A person working on floor plans for a building.

For Professor Jerrod Delaine, a childhood love of drawing houses bloomed into a career in architecture. While he loved the industry, Delaine wanted a career that would bring his ideas from start to finish. So, he pivoted to real estate development. “Have an idea, raise the money, hire an architect, hire a builder, work with the community, and bring it to reality? That’s what I wanted to do,” says Delaine. To prepare for his career shift, he earned his master’s degree in Real Estate Development from the Schack Institute of Real Estate at NYU’s School of Professional Studies. Now, he teaches there.

Discovering a Love of Teaching

“I love to teach, and I love to learn,” says Delaine, whose parents always emphasized the value of education. While working at an architecture firm after college, Delaine ventured into teaching when his interior design colleagues asked for a crash course in architecture. He designed a multipart course that taught architecture fundamentals, and they were blown away. “I remember how good it felt to do that, pull everything together and teach the course,” says Delaine.

Several years later, he started co-teaching NYU’s Real Estate Development course with Professor Shawn Amsler. After co-piloting with an experienced professor, Delaine seamlessly transitioned into teaching the course himself. Today, he teaches several courses, including Real Estate Development, the Real Estate Internship course, and the Real Estate Senior Project course.

Students at a construction site wearing hard hats.

Connecting the Classroom to the Real World

NYU’s undergraduate real estate program is a training ground for aspiring real estate developers. While enrolled, students learn from leaders in the field and gain real-world experience through internships.

Many professors in the Real Estate Development program work full-time in the industry. Delaine is no exception: He founded and serves as the chief executive officer of The Delaine Companies, a real estate development company that focuses largely on affordable housing. As a result, students get the latest information in the classroom. “They’re not just learning from textbooks,” says Delaine. “They’re getting the most up-to-date industry knowledge straight from the people working on projects with industry partners.”

Delaine also helps students bridge the gap between their coursework and the projects they’ll work on as professionals. He thinks internships are critical for students to network and experience the industry. In the internship course he teaches, Professor Delaine additionally coaches his students as they complete them.

“I’m a big believer that if you’re a college student, especially in New York City, you should get an internship,” says Delaine. “The exposure you can get is unbelievable, and there are so many incredible opportunities for you to get amazing, real-time experience.”

A student presenting to their peers in class.

The Value of Networking

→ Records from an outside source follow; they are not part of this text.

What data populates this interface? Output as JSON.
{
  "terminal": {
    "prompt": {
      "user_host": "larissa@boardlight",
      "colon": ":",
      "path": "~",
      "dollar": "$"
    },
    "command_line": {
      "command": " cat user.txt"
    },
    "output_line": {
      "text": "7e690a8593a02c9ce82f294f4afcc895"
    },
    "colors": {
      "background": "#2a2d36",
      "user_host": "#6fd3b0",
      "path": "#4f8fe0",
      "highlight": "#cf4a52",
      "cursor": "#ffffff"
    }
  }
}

NYU professors use their industry connections to bring leaders into the classroom. Delaine remembers hearing Larry Silverstein, the developer who rebuilt the World Trade Center, speak while sitting near the president of Bank of America. What’s more, the power of NYU’s community itself is unparalleled. “When you graduate from NYU, you instantly become part of the network,” he says. “There’s an NYU person in every corner of the real estate industry. Whether you go to a bank, an investment shop, or a government agency, there’s without a doubt somebody who knows somebody that went to NYU.” Wherever NYU graduates go, the stage is set for success.